• _Required action_: Take the data below and filter it for lines containing the word "Ctrl"; show each line found.

• _Input_:
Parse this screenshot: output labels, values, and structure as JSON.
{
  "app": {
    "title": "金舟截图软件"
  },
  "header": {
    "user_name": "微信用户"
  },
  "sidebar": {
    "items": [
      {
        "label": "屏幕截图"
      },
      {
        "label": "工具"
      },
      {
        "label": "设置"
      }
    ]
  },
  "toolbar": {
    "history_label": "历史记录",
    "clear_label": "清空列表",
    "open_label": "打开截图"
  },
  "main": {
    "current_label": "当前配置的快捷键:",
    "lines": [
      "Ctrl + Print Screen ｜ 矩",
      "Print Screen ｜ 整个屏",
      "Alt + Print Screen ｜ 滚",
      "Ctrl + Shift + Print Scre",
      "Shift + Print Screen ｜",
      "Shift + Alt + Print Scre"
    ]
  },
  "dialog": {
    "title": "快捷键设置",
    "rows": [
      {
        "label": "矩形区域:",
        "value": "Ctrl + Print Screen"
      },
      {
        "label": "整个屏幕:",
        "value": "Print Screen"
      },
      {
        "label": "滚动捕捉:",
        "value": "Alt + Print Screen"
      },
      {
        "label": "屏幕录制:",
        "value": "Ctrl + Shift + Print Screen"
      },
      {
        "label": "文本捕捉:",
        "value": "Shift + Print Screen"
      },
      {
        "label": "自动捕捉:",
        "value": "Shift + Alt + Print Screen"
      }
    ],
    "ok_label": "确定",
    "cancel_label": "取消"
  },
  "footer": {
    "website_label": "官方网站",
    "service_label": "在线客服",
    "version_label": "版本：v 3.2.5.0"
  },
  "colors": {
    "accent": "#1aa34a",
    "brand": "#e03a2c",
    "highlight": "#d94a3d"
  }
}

• _Problem solution_:
      "Ctrl + Print Screen ｜ 矩",
      "Ctrl + Shift + Print Scre",
        "value": "Ctrl + Print Screen"
        "value": "Ctrl + Shift + Print Screen"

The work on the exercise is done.